From the late 18th century to the early 20th century, silver wares such as this tea set were produced in China specifically for export to the West. The silversmithing trade had long been established in China resulting in excellent skill and workmanship that, with the rapid development of maritime trade, captivated a worldwide audience. As silver was cheap and plentiful in China in comparison to Europe and America, it caught the attention of foreign merchants, and Chinese silverware became fashionable daily commodities in the West.
This set is marked by Tu Mao Xing, one of the first silversmiths working from Jiujiang in the Jiangxi province of China from 1880 to 1930. Little is known about him and his work and his mark was often misidentified as Kan Mao Xing, a fictitious maker, until the 1980s. Pieces correctly identified as his demonstrate a fine and consistent quality and he has come to be considered as one of the finest Chinese silversmiths operating in the 19th century. His work combines traditional Chinese motifs with Western forms with his style referred to as ‘Chinese Victorian’, as coined by the Chinese export silver specialist, Adrien von Ferscht.

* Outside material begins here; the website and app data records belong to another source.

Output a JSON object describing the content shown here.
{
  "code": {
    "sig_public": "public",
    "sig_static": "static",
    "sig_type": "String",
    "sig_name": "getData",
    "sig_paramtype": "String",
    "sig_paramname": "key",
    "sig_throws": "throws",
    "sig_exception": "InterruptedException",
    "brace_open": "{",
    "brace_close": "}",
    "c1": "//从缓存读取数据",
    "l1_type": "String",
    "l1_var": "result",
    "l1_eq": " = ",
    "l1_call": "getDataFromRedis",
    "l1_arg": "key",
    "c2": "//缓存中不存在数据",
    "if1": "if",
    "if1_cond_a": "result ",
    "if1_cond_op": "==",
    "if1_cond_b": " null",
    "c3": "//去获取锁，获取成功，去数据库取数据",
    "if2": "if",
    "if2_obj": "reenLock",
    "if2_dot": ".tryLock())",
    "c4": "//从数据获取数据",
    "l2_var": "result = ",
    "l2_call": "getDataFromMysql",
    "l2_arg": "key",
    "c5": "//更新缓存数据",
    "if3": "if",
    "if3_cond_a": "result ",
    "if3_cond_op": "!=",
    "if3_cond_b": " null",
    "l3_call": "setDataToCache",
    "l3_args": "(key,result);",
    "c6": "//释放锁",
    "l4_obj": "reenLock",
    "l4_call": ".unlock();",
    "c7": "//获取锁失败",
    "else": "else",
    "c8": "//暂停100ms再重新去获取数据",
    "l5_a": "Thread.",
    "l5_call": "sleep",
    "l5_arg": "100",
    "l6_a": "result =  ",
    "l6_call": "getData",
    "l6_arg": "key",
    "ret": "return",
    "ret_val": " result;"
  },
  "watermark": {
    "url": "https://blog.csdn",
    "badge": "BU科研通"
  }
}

This set showcases finely hammered silver with bamboo moulded handles and finials; design elements that would have greatly appealed to the Western market.